*** Opening DATA FOR ANALYSIS ***

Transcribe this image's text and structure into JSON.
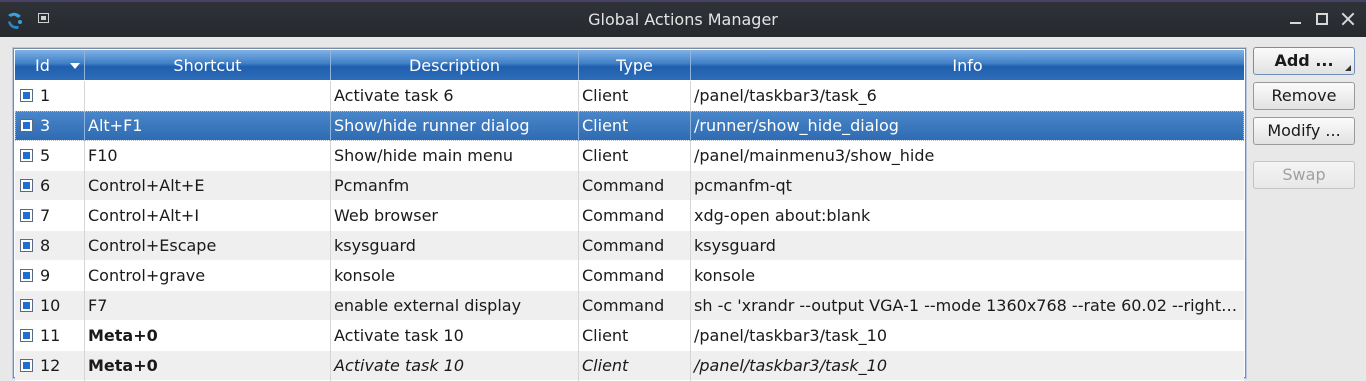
{
  "window": {
    "title": "Global Actions Manager",
    "icons": [
      "app-icon",
      "pin-icon",
      "minimize-icon",
      "maximize-icon",
      "close-icon"
    ]
  },
  "table": {
    "headers": {
      "id": "Id",
      "shortcut": "Shortcut",
      "description": "Description",
      "type": "Type",
      "info": "Info"
    },
    "sort_column": "id",
    "sort_order": "descending-indicator",
    "rows": [
      {
        "id": "1",
        "shortcut": "",
        "description": "Activate task 6",
        "type": "Client",
        "info": "/panel/taskbar3/task_6",
        "checked": true
      },
      {
        "id": "3",
        "shortcut": "Alt+F1",
        "description": "Show/hide runner dialog",
        "type": "Client",
        "info": "/runner/show_hide_dialog",
        "checked": true,
        "selected": true
      },
      {
        "id": "5",
        "shortcut": "F10",
        "description": "Show/hide main menu",
        "type": "Client",
        "info": "/panel/mainmenu3/show_hide",
        "checked": true
      },
      {
        "id": "6",
        "shortcut": "Control+Alt+E",
        "description": "Pcmanfm",
        "type": "Command",
        "info": "pcmanfm-qt",
        "checked": true
      },
      {
        "id": "7",
        "shortcut": "Control+Alt+I",
        "description": "Web browser",
        "type": "Command",
        "info": "xdg-open about:blank",
        "checked": true
      },
      {
        "id": "8",
        "shortcut": "Control+Escape",
        "description": "ksysguard",
        "type": "Command",
        "info": "ksysguard",
        "checked": true
      },
      {
        "id": "9",
        "shortcut": "Control+grave",
        "description": "konsole",
        "type": "Command",
        "info": "konsole",
        "checked": true
      },
      {
        "id": "10",
        "shortcut": "F7",
        "description": "enable external display",
        "type": "Command",
        "info": "sh -c 'xrandr --output VGA-1 --mode 1360x768 --rate 60.02 --right…",
        "checked": true
      },
      {
        "id": "11",
        "shortcut": "Meta+0",
        "description": "Activate task 10",
        "type": "Client",
        "info": "/panel/taskbar3/task_10",
        "checked": true,
        "shortcut_bold": true
      },
      {
        "id": "12",
        "shortcut": "Meta+0",
        "description": "Activate task 10",
        "type": "Client",
        "info": "/panel/taskbar3/task_10",
        "checked": true,
        "shortcut_bold": true,
        "italic": true
      }
    ]
  },
  "buttons": {
    "add": "Add ...",
    "remove": "Remove",
    "modify": "Modify ...",
    "swap": "Swap",
    "swap_enabled": false
  },
  "colors": {
    "header_gradient_top": "#7fb1e6",
    "header_gradient_bottom": "#2d6cb8",
    "selection": "#3a78bd",
    "checkbox_fill": "#1f6fd0",
    "titlebar": "#2b2e33"
  }
}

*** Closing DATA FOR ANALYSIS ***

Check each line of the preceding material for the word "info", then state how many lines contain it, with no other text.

11